After a long day at work or out running errands, grabbing a sandwich at a fast-food restaurant can sound like a good option for a meal.
In Johnson County, finding fast food isn’t a problem. A total of 56 percent of restaurants are fast food, according to statistics from the University of Wisconsin Population Health Institute. The county is tied with neighboring Morgan County for the highest percentage of fast-food restaurants in central Indiana and ranks 14th-highest among Indiana’s 92 counties.
Although fast food can be a quick and cheap bite to eat, health studies suggest a wider availability of high-calorie and high-fat foods can lead to higher rates of obesity or chronic diseases among residents.
About 29 percent of people in Johnson County are obese, which is above the national benchmark but similar to other central Indiana counties, according to the study.
Fast-food restaurants often are located around retail locations that draw in thousands of shoppers per day, economist Matt Will said. Greenwood Park Mall, shopping centers and big-box stores along U.S. 31 and State Road 135 attract those restaurants.
In addition, the average income of local residents is lower than other counties, which makes affordable options, such as fast food, more appealing here, he said. The county’s 124 fast-food restaurants are the third-most in central Indiana.
The county has the highest per-capita rate of fast-food restaurants in central Indiana, with one restaurant for every 1,150 people.
Having more fast-food restaurants doesn’t necessarily mean Johnson County residents are less healthy.
But areas that have more fast food often have more people who are overweight or have conditions such as high blood pressure, diabetes or high cholesterol, according to the study.

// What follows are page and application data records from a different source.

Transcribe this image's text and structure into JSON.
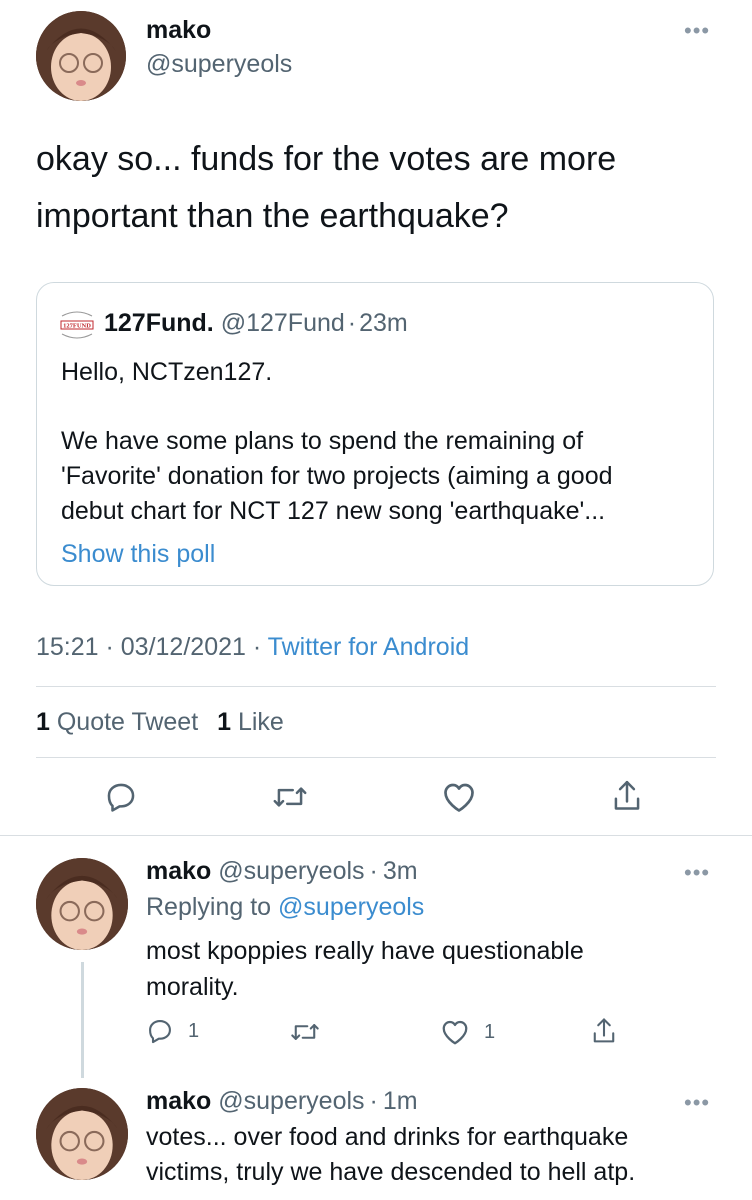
{
  "main_tweet": {
    "display_name": "mako",
    "handle": "@superyeols",
    "text_line1": "okay so... funds for the votes are more",
    "text_line2": "important than the earthquake?",
    "quoted": {
      "account_name": "127Fund.",
      "handle": "@127Fund",
      "sep": "·",
      "time": "23m",
      "greeting": "Hello, NCTzen127.",
      "body_line1": "We have some plans to spend the remaining of",
      "body_line2": "'Favorite' donation for two projects (aiming a good",
      "body_line3": "debut chart for NCT 127 new song 'earthquake'...",
      "poll_link": "Show this poll",
      "logo_text": "127FUND"
    },
    "timestamp": "15:21 · 03/12/2021 ·",
    "source": "Twitter for Android",
    "quote_count": "1",
    "quote_label": "Quote Tweet",
    "like_count": "1",
    "like_label": "Like"
  },
  "replies": [
    {
      "display_name": "mako",
      "handle": "@superyeols",
      "sep": "·",
      "time": "3m",
      "replying_prefix": "Replying to",
      "replying_to": "@superyeols",
      "text_line1": "most kpoppies really have questionable",
      "text_line2": "morality.",
      "reply_count": "1",
      "like_count": "1"
    },
    {
      "display_name": "mako",
      "handle": "@superyeols",
      "sep": "·",
      "time": "1m",
      "text_line1": "votes... over food and drinks for earthquake",
      "text_line2": "victims, truly we have descended to hell atp."
    }
  ],
  "icons": [
    "more-icon",
    "reply-icon",
    "retweet-icon",
    "like-icon",
    "share-icon",
    "127fund-logo"
  ],
  "colors": {
    "link": "#3b8ccf",
    "muted": "#536471",
    "text": "#0f1419",
    "divider": "#d9dee2"
  }
}
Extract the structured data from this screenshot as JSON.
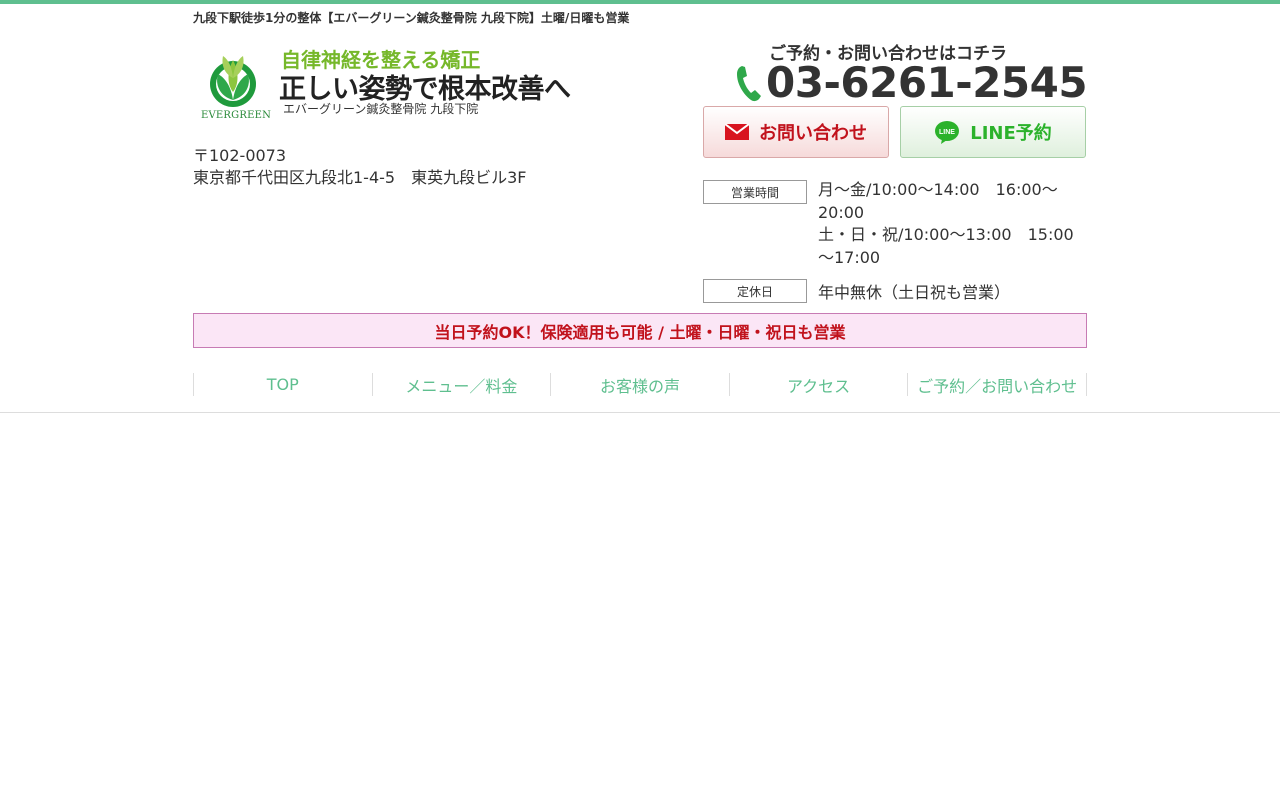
{
  "header": {
    "tagline": "九段下駅徒歩1分の整体【エバーグリーン鍼灸整骨院 九段下院】土曜/日曜も営業"
  },
  "logo": {
    "wordmark": "EVERGREEN",
    "catch_copy": "自律神経を整える矯正",
    "main_copy": "正しい姿勢で根本改善へ",
    "clinic_name": "エバーグリーン鍼灸整骨院 九段下院"
  },
  "address": {
    "postal": "〒102-0073",
    "street": "東京都千代田区九段北1-4-5　東英九段ビル3F"
  },
  "contact": {
    "caption": "ご予約・お問い合わせはコチラ",
    "phone": "03-6261-2545",
    "mail_button": "お問い合わせ",
    "line_button": "LINE予約",
    "line_icon_text": "LINE"
  },
  "hours": {
    "label": "営業時間",
    "weekday": "月～金/10:00～14:00　16:00～20:00",
    "weekend": "土・日・祝/10:00～13:00　15:00～17:00"
  },
  "holiday": {
    "label": "定休日",
    "text": "年中無休（土日祝も営業）"
  },
  "notice": "当日予約OK！保険適用も可能 / 土曜・日曜・祝日も営業",
  "nav": {
    "items": [
      {
        "label": "TOP"
      },
      {
        "label": "メニュー／料金"
      },
      {
        "label": "お客様の声"
      },
      {
        "label": "アクセス"
      },
      {
        "label": "ご予約／お問い合わせ"
      }
    ]
  },
  "colors": {
    "accent": "#5fbf8f",
    "logo_green": "#76b82a",
    "alert_red": "#c1121c",
    "notice_bg": "#fbe6f6"
  }
}
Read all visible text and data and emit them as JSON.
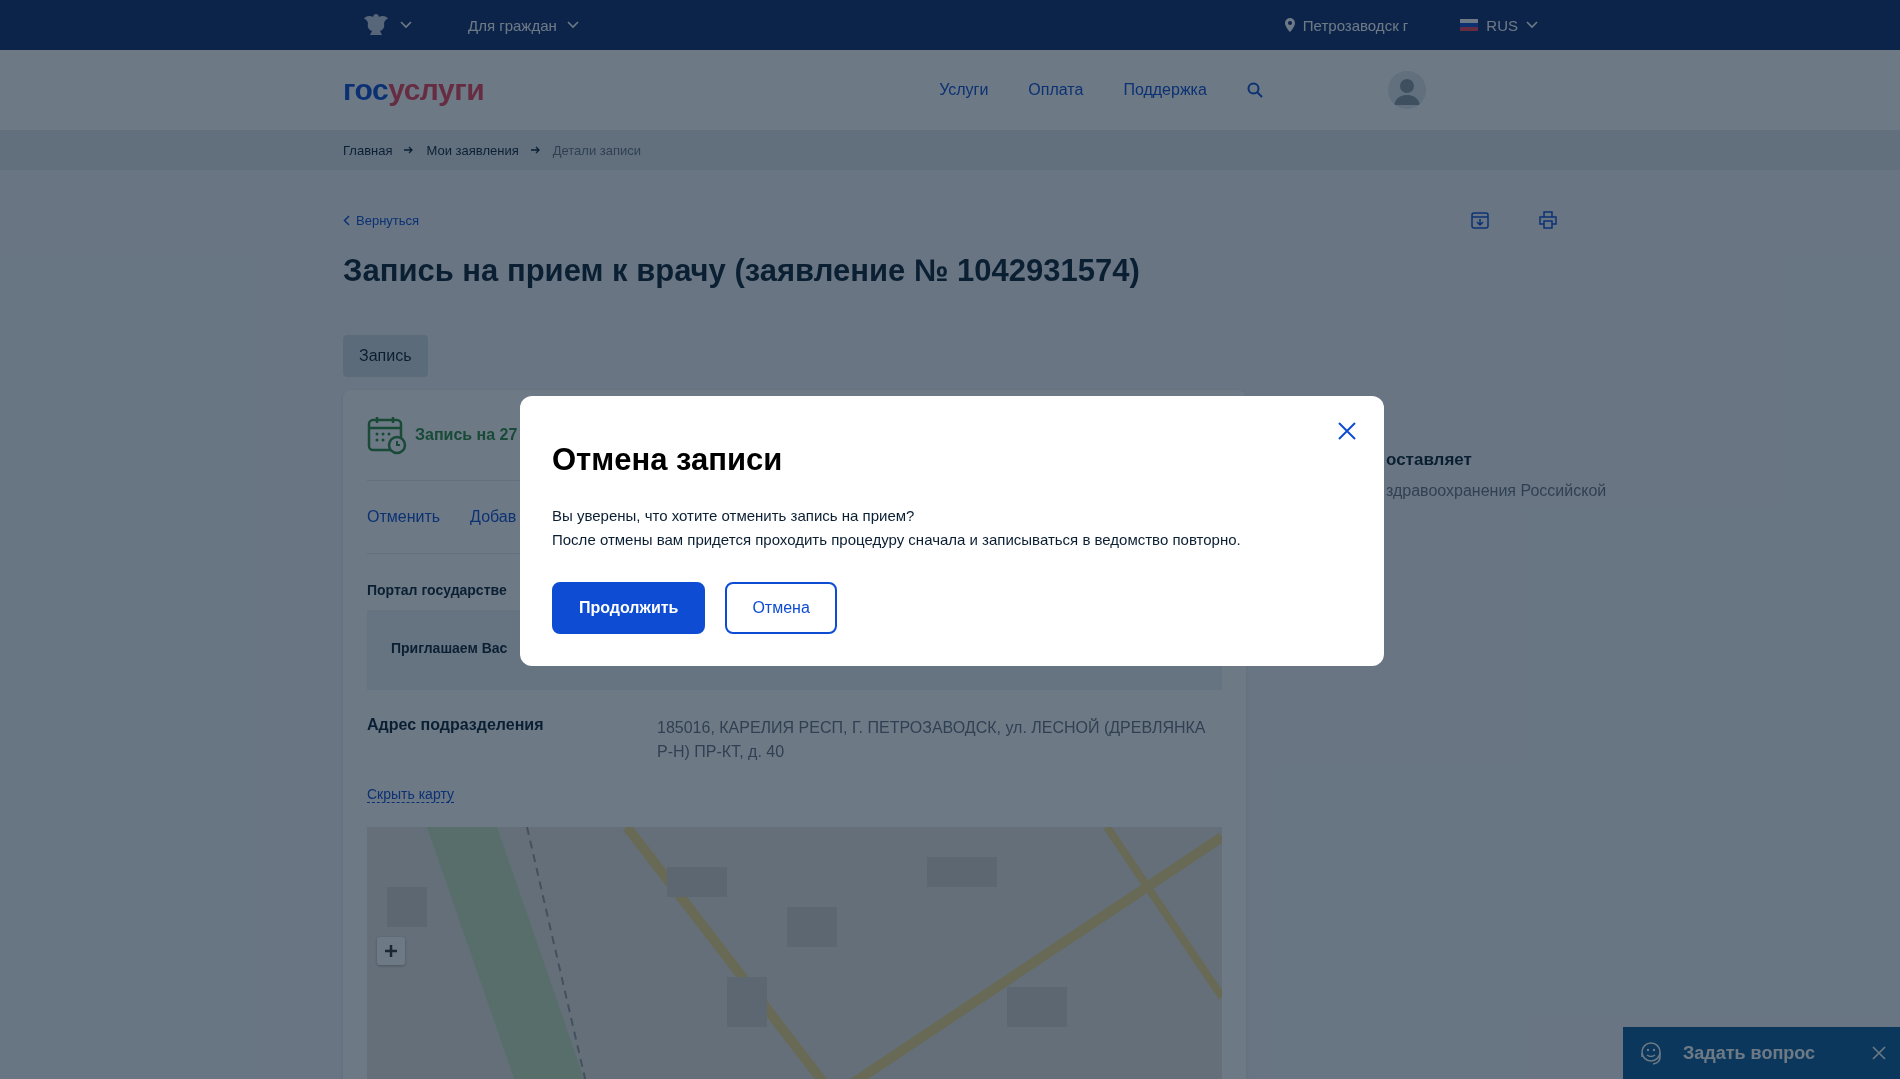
{
  "top_bar": {
    "menu": "Для граждан",
    "location": "Петрозаводск г",
    "language": "RUS"
  },
  "header": {
    "logo": {
      "prefix": "гос",
      "suffix": "услуги"
    },
    "nav": [
      {
        "label": "Услуги"
      },
      {
        "label": "Оплата"
      },
      {
        "label": "Поддержка"
      }
    ]
  },
  "breadcrumbs": [
    {
      "label": "Главная",
      "current": false
    },
    {
      "label": "Мои заявления",
      "current": false
    },
    {
      "label": "Детали записи",
      "current": true
    }
  ],
  "back_link": "Вернуться",
  "title": "Запись на прием к врачу (заявление № 1042931574)",
  "tabs": [
    {
      "label": "Запись",
      "selected": true
    }
  ],
  "card": {
    "heading": "Запись на 27",
    "actions": [
      "Отменить",
      "Добав"
    ],
    "source": "Портал государстве",
    "notice": "Приглашаем Вас",
    "address_label": "Адрес подразделения",
    "address": "185016, КАРЕЛИЯ РЕСП, Г. ПЕТРОЗАВОДСК, ул. ЛЕСНОЙ (ДРЕВЛЯНКА Р-Н) ПР-КТ, д. 40",
    "map_toggle": "Скрыть карту"
  },
  "side": {
    "heading": "оставляет",
    "text": "здравоохранения Российской"
  },
  "modal": {
    "title": "Отмена записи",
    "lines": [
      "Вы уверены, что хотите отменить запись на прием?",
      "После отмены вам придется проходить процедуру сначала и записываться в ведомство повторно."
    ],
    "buttons": [
      {
        "label": "Продолжить",
        "kind": "primary"
      },
      {
        "label": "Отмена",
        "kind": "secondary"
      }
    ]
  },
  "chat": {
    "label": "Задать вопрос"
  }
}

A higher percentage of local residents are active compared with people who live in other parts of central Indiana, except Hamilton County. But the annual health ranking study shows residents are more likely to die before age 75 than people who live in Boone, Hamilton or Hendricks counties. Fast food isn’t to blame for all health problems, but a higher number of restaurants serving unhealthy food means more temptation when deciding what to eat, local nutritionists said.
Indulging in hamburgers, chicken nuggets or a super-sized soda occasionally is OK, but frequently eating large portions of food high in calories, fat, sodium and sugars puts a person at risk for health issues, Johnson Memorial Hospital nutrition services manager Carol Peak said. Some fast-food restaurants have started offering healthier alternatives, but cooking at home and controlling meal sizes, seasoning and ingredients is the best way to eat healthy, she said.
Across the country, people are going out to eat more than ever before, and fast food is a convenient choice because it’s quick and cheap. A person may be able to prepare a healthy meal at home for $4 or $5 per person or they can get a burger and fries for about the same price without having to do the work, Will said.
Workers in Johnson County make enough money to be able to eat out from time to time, and their average income fits with the price range of fast food, he said. By comparison, Hamilton County workers make more money on average, so they are also more likely to spend more to go out to a sit-down restaurant where they can eat a healthier meal, he said.
Residents can eat healthier if they avoid restaurants altogether and cook at home, Purdue Extension director and educator Linda Souchon said. People can eat healthy on any type of income if they know what to cook and plan ahead so they’re not wasting meat, produce or dairy products that spoil if not used in a timely fashion, she said.
Planning meals and having ingredients on hand can help prevent those impulse visits to a fast-food restaurant, Peak said. Even if you plan to eat out, she said, looking at a menu ahead of time can help you identify foods that have lower calories or fat.
But planning, doing extensive grocery shopping and cooking can all be obstacles to eating healthy because people may not be willing or able to spend the time or effort to do it, Will said. He gave as an example a parent who might rather take a child to the park for an hour after work and grab fast food, instead of spending that hour cooking a healthy meal.
“That’s the problem that we’re having in our country. Restaurants are so efficient at producing a high-quality product at a low cost, and we find it irresistible,” Will said. “Are you going to spend an hour making dinner or one minute standing in line?”